Why now is there a bigger crowd at the main stage than for any other act? Why are people hanging off a nearby bridge in order to catch a glimpse? Because poplette Robyn is a Scandinavian icon, revered here. There's an atmosphere, though I don't get it myself. With her gym-bunny moves and silly rebel postures – "don't fxxxing tell me what to do!" – she's just another backing dancer with business acumen, another Madge stand-in with self-proclaimed and meaningless "empowerment", inspiring her devotees to throw their toys out of the pram. 'With Every Heartbeat' is a killer song though, and it's kind of Gary Numaned-up tonight, with sheen and an attractive heartlessness.
Day Four. Walk to the Edvard Munch Museum, through the botanical gardens and a fleamarket and another river and some guys playing beach volleyball in the road. The sun beats down like it's in a spaghetti western. Go and see the Munch paintings for a break from the intensity. The Scream, The Vampire, The Kiss, The Separation. There's even one called, in its native tongue, Angst. There's a reason teenagers find this shit incredibly moving. Then you grow up a bit, and of course declare it all a bit facile and silly. Then you come full circle and realise it's the truth, if a little too cheerful. Do not ignore his later, less famous works, the stuff he did as he was ageing and dying and a self-fired bullet lodged permanently in his finger inhibited his mad skills. During this period he painted himself, rabid dogs, and young girls on bridges.
Back to the festival, after a siesta to ponder the complexities of Munch. Here's Paul Weller, doing his meat-and-potatoes thing with some dignity, thanking Norway for having him in the country "for the first time...I think." He throws in 'A Town Called Malice' and even The Style Council's 'Shout To The Top', which goes down well in sunlight. There are Local Natives, a Williamsburg self-parody right down to the Soweto-wannabe rhythms and artful moustaches. Somewhere there is Denmark's Vinnie Who (fun-pop), Boston's Converge (grrr! roar! we are metal!) and Karpe Diem, a kind of Norwegian House Of Pain. Other applauded homeland acts include Ingrid Olava and I Was A King. Shearwater are here too, as are Marina And The Diamonds. Motorpsycho nominally close the show: they're the local Pink Floyd/Hawkwind but require more patience than any of us have left at this stage. Instead we go to watch The XX. And we really do watch them, because they're so quiet you can't hear them. In fact a firework display goes off down the road towards the end of their set and rather rudely drowns out their ubiquitous TV-soundbed hums and whispers.
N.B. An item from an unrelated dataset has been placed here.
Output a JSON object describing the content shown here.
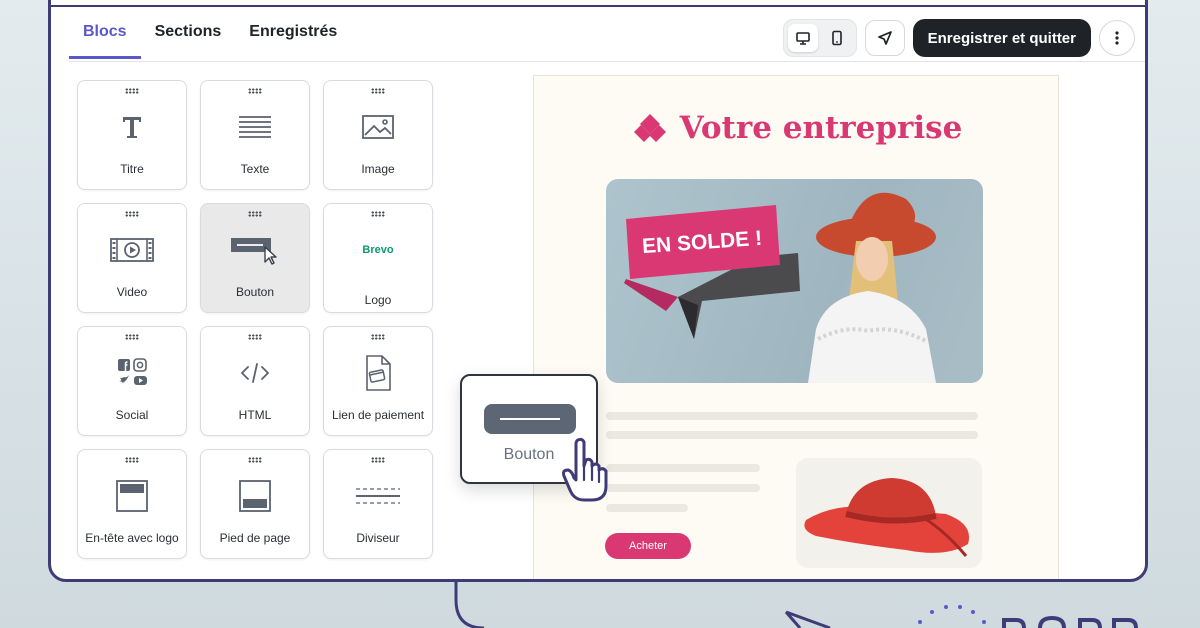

I'm sure they give great mood in a dark building, but in a field, their subtleties vaporise.
Oya is as pleasant an outdoor festival as you'll find anywhere. Not too big, not too small. A satisfyingly eclectic line-up of big names and local acts. Bears a close resemblance to Paradise when sunny. Bears a close resemblance to Purgatory when wet. Mediaeval ruins can be stumbled over as you traipse between stages/tents. Oslo at night is a hotbed of gigs and venues and people suggesting that the night is young even when it's middle-aged. Do it. Like the natives of Oslo, it is rich and beautiful in many ways.